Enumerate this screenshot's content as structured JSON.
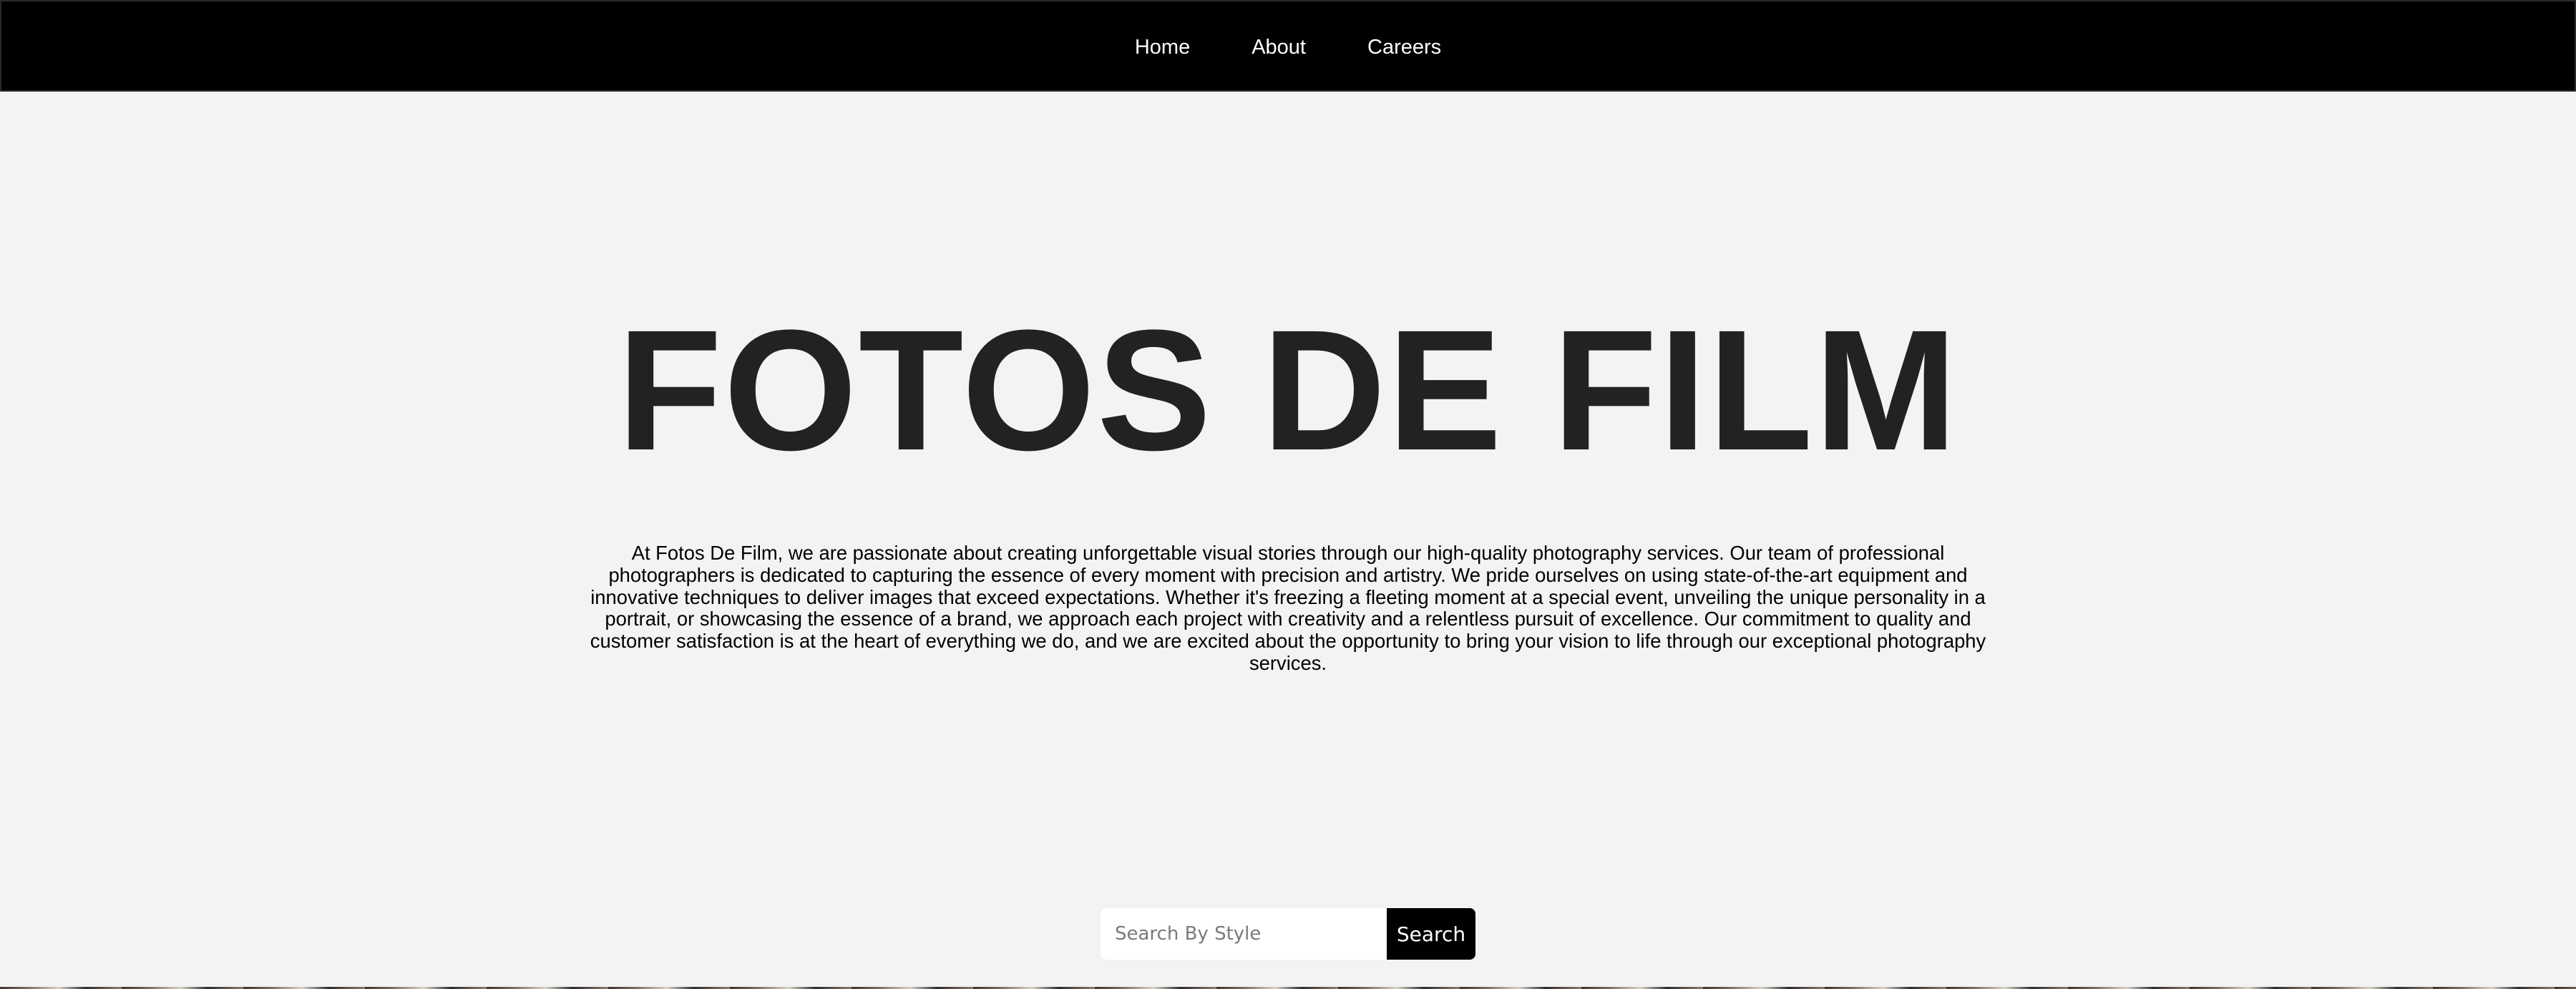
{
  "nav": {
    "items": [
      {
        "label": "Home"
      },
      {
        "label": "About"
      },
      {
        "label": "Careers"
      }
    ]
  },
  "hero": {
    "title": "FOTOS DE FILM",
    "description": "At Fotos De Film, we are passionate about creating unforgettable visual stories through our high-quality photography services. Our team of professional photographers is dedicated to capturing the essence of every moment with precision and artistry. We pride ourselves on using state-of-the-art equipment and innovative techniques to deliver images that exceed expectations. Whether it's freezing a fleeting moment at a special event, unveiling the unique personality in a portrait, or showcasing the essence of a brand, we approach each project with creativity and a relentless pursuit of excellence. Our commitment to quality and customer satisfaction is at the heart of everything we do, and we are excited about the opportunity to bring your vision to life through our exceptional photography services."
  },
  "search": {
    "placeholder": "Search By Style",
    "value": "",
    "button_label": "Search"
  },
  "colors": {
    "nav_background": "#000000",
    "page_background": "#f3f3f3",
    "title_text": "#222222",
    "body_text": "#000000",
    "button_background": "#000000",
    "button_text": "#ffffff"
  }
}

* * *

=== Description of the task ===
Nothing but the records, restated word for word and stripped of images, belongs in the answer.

=== Result of the task ===
Enumerate this screenshot's content as structured JSON.
{
  "nav": {
    "items": [
      {
        "label": "Home"
      },
      {
        "label": "About"
      },
      {
        "label": "Careers"
      }
    ]
  },
  "hero": {
    "title": "FOTOS DE FILM",
    "description": "At Fotos De Film, we are passionate about creating unforgettable visual stories through our high-quality photography services. Our team of professional photographers is dedicated to capturing the essence of every moment with precision and artistry. We pride ourselves on using state-of-the-art equipment and innovative techniques to deliver images that exceed expectations. Whether it's freezing a fleeting moment at a special event, unveiling the unique personality in a portrait, or showcasing the essence of a brand, we approach each project with creativity and a relentless pursuit of excellence. Our commitment to quality and customer satisfaction is at the heart of everything we do, and we are excited about the opportunity to bring your vision to life through our exceptional photography services."
  },
  "search": {
    "placeholder": "Search By Style",
    "value": "",
    "button_label": "Search"
  },
  "colors": {
    "nav_background": "#000000",
    "page_background": "#f3f3f3",
    "title_text": "#222222",
    "body_text": "#000000",
    "button_background": "#000000",
    "button_text": "#ffffff"
  }
}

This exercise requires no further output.